PROMPT:
For each line of the data below that includes the string "Alice", count one, and answer with the sum only.

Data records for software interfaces
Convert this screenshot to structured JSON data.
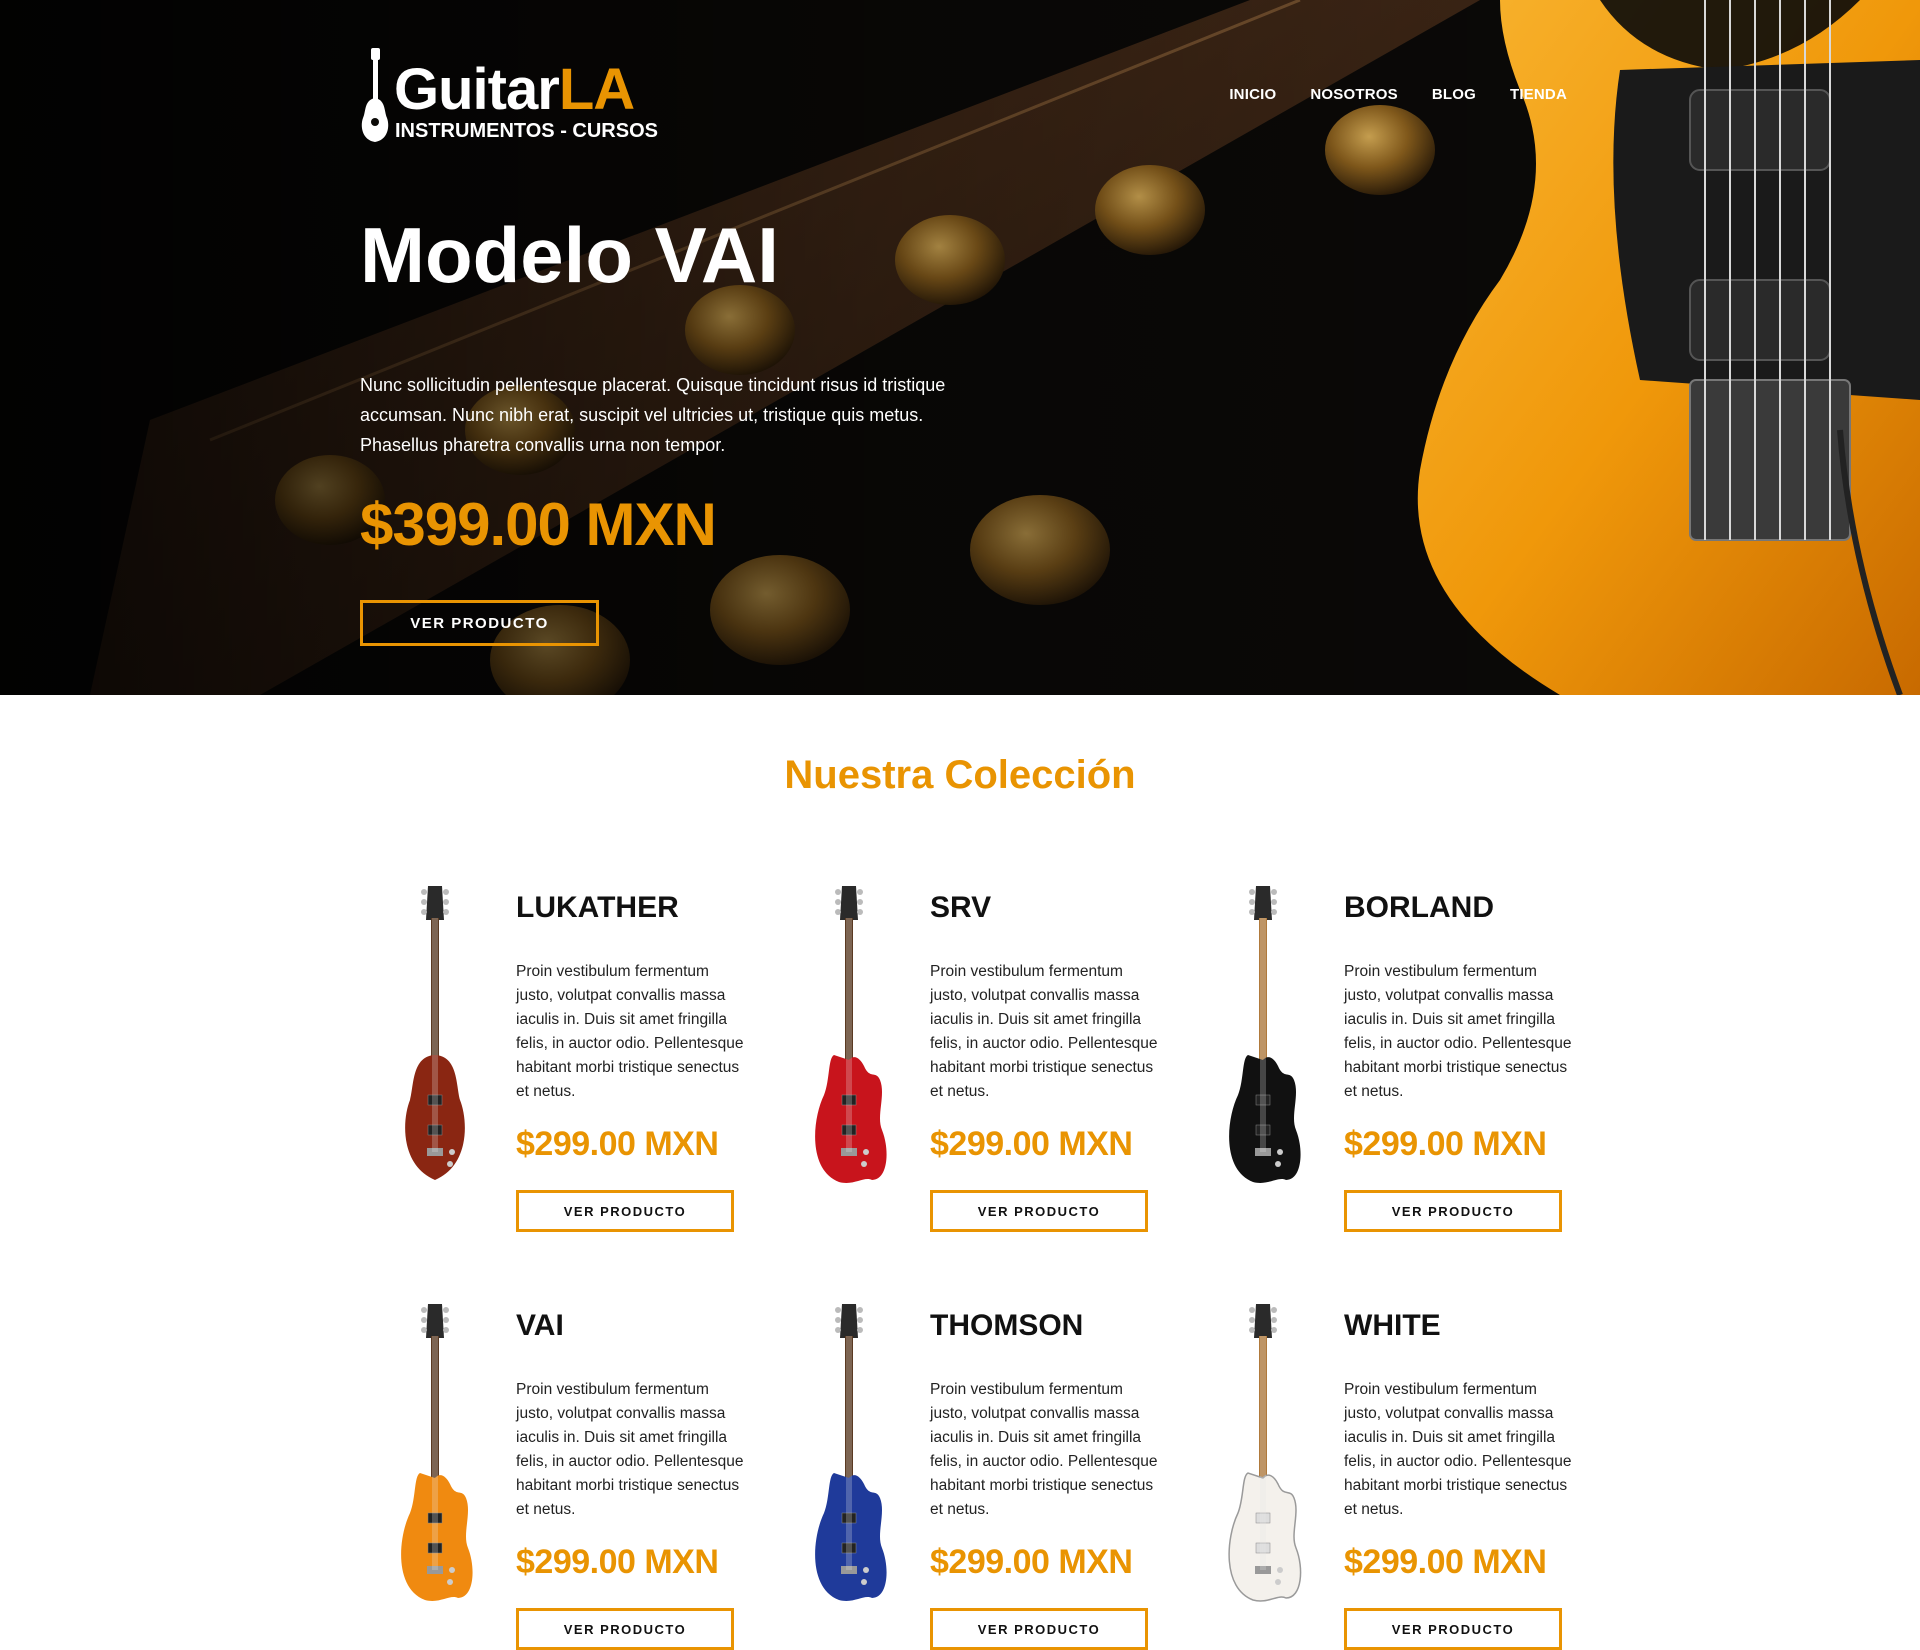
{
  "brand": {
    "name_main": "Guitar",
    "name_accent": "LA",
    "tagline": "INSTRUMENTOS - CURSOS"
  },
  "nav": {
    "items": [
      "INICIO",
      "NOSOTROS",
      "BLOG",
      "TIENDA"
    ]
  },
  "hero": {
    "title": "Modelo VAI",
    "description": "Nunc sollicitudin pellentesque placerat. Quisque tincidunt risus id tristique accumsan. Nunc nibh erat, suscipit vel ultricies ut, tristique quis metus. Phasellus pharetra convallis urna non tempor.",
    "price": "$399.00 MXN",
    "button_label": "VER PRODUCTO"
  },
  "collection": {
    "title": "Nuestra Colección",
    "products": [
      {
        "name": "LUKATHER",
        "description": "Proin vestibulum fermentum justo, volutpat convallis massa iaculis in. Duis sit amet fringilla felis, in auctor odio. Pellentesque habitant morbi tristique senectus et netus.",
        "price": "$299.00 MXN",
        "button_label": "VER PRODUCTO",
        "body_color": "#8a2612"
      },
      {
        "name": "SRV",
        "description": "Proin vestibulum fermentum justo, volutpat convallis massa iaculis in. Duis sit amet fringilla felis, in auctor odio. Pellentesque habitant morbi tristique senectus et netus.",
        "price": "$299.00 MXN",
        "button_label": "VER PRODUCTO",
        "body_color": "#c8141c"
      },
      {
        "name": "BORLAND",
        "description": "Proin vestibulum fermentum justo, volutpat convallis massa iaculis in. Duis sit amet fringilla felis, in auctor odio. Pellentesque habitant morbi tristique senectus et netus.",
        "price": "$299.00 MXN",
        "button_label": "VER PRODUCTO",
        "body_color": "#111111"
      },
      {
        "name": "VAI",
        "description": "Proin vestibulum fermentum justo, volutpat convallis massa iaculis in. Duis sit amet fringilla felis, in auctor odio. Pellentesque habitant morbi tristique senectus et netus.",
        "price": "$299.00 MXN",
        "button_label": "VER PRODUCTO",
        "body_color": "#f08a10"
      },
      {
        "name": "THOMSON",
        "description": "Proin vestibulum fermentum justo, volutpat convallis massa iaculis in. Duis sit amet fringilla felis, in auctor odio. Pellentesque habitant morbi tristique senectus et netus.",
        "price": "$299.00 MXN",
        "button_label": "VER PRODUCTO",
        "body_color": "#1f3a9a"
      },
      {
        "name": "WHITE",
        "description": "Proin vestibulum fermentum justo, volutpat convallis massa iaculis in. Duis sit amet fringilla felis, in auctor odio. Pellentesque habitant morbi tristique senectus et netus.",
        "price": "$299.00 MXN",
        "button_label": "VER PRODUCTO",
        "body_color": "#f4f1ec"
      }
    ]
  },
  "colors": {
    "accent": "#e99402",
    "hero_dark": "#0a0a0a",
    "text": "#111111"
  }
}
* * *
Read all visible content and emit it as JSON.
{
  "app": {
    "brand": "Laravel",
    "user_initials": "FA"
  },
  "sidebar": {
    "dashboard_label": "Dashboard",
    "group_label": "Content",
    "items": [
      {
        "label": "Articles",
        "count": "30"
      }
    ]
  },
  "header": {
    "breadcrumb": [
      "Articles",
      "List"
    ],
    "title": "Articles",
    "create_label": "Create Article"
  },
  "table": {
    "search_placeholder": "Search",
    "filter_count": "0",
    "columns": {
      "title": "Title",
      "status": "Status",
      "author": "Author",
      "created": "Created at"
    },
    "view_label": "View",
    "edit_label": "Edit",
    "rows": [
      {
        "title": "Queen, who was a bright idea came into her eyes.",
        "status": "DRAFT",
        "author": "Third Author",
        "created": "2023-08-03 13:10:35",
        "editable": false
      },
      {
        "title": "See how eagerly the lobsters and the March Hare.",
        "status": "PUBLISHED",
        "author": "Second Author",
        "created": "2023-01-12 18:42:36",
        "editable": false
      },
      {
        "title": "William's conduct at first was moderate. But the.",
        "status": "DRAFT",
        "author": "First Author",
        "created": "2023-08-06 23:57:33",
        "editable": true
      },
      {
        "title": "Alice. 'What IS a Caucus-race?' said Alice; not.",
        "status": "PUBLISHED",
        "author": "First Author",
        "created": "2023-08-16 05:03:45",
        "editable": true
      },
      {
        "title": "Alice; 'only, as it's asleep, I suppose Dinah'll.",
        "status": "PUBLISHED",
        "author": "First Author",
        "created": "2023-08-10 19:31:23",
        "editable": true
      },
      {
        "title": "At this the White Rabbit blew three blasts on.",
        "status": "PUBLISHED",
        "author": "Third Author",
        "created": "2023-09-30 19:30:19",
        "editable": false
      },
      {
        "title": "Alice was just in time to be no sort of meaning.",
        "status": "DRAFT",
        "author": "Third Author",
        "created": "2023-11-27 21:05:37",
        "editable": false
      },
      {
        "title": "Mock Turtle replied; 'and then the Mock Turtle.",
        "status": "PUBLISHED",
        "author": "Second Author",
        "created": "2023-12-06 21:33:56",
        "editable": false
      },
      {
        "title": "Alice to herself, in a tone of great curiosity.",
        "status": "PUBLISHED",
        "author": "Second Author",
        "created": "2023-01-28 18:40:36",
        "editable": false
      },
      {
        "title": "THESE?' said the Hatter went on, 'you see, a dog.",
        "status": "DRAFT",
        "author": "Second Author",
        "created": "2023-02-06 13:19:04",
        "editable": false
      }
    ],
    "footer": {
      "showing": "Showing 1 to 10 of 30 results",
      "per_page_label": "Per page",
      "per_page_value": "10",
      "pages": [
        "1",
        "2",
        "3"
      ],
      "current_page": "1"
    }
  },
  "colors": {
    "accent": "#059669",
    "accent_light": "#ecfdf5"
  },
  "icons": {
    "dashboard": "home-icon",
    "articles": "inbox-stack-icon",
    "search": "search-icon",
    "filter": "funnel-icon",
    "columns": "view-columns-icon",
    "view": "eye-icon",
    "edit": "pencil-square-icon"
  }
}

EXPECTED OUTPUT:
4